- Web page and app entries

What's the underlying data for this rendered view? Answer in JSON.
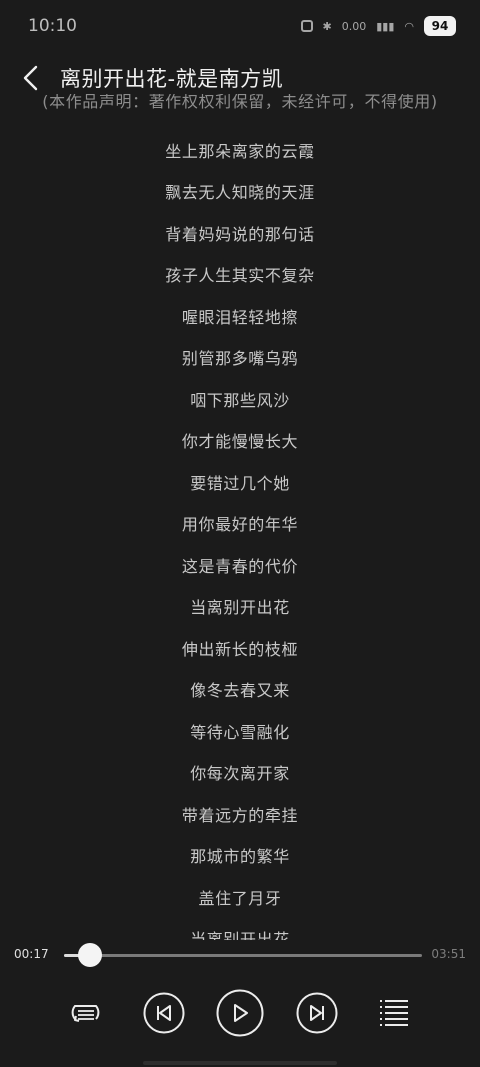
{
  "status_bar": {
    "time": "10:10",
    "net_speed": "0.00",
    "battery": "94"
  },
  "header": {
    "title": "离别开出花-就是南方凯"
  },
  "lyrics": {
    "lines": [
      "(本作品声明：著作权权利保留，未经许可，不得使用)",
      "坐上那朵离家的云霞",
      "飘去无人知晓的天涯",
      "背着妈妈说的那句话",
      "孩子人生其实不复杂",
      "喔眼泪轻轻地擦",
      "别管那多嘴乌鸦",
      "咽下那些风沙",
      "你才能慢慢长大",
      "要错过几个她",
      "用你最好的年华",
      "这是青春的代价",
      "当离别开出花",
      "伸出新长的枝桠",
      "像冬去春又来",
      "等待心雪融化",
      "你每次离开家",
      "带着远方的牵挂",
      "那城市的繁华",
      "盖住了月牙",
      "当离别开出花"
    ]
  },
  "player": {
    "current_time": "00:17",
    "total_time": "03:51",
    "progress": 0.074
  }
}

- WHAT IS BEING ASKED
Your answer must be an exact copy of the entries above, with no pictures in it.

- RESULT OF THE TASK
What's the underlying data for this rendered view? Answer in JSON.
{
  "status_bar": {
    "time": "10:10",
    "net_speed": "0.00",
    "battery": "94"
  },
  "header": {
    "title": "离别开出花-就是南方凯"
  },
  "lyrics": {
    "lines": [
      "(本作品声明：著作权权利保留，未经许可，不得使用)",
      "坐上那朵离家的云霞",
      "飘去无人知晓的天涯",
      "背着妈妈说的那句话",
      "孩子人生其实不复杂",
      "喔眼泪轻轻地擦",
      "别管那多嘴乌鸦",
      "咽下那些风沙",
      "你才能慢慢长大",
      "要错过几个她",
      "用你最好的年华",
      "这是青春的代价",
      "当离别开出花",
      "伸出新长的枝桠",
      "像冬去春又来",
      "等待心雪融化",
      "你每次离开家",
      "带着远方的牵挂",
      "那城市的繁华",
      "盖住了月牙",
      "当离别开出花"
    ]
  },
  "player": {
    "current_time": "00:17",
    "total_time": "03:51",
    "progress": 0.074
  }
}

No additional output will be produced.